At that time, the big American and British clippers trading tea between China and Europe fought merciless battles to be the first back to London with their cargo to be able to sell their tea at the best price.
Joyon and his crew are also bringing some tea back to Europe after their long Asian voyage. Not to sell, but to promote the ancient way of growing tea, which continues today, and the beneficial educational measures put in place in particular in Vietnam, where the boat had a stopover in December. We look back at one of the remarkable stopovers in the crew’s Asian Tour – Vietnam.
During the stopover in Ho Chi Minh City, the crew of IDEC Sport took advantage of the opportunity to meet some producers of tea, spices and organic herbs grown near Saigon by the isolated communities in Northern Vietnam.
The crew was able to visit the Bao Loc tea garden, meet some producers, stroll around the tea plantations, taste the famous green tea and bring some samples of this organic, traditional product back to London with them.
Organised in a cooperative, the Hiep Thanh Co firm, which welcomed the sailing crew, works with 850 households and has developed the production of the traditional tea over 650 hectares.

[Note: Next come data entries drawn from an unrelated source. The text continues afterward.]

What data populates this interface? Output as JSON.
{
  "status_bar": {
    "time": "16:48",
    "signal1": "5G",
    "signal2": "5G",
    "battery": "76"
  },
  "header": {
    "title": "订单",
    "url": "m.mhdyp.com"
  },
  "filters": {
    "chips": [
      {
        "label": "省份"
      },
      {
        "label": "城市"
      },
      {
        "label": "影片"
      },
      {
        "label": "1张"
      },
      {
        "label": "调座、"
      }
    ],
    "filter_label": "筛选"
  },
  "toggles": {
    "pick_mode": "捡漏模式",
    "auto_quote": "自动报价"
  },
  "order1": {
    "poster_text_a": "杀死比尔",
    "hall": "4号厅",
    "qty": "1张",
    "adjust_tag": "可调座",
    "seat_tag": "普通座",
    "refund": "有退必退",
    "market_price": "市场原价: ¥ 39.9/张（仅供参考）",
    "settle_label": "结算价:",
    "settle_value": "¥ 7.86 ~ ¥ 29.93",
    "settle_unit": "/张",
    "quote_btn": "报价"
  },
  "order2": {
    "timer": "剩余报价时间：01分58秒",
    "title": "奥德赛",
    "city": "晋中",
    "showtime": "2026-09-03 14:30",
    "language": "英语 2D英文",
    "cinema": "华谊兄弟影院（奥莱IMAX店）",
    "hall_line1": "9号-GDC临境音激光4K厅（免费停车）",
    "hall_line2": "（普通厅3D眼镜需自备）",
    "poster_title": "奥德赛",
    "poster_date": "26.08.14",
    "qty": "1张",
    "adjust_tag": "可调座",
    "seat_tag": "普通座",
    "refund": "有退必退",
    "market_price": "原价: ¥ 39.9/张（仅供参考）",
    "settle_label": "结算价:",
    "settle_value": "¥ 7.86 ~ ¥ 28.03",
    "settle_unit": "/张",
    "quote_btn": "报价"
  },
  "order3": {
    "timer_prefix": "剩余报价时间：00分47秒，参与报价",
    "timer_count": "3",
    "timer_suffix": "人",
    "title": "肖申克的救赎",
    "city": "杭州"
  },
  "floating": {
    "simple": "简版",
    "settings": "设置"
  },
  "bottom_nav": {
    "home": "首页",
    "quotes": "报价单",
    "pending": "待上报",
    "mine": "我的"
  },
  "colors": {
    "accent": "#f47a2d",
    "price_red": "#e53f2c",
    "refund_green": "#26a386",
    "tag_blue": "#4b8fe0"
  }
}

Their product has been certified as an organic and fair trade product. Hiep Thanh Co also supports the philanthropic organisation, SANSE in order to encourage access for young people in the isolated regions of Vietnam to higher education.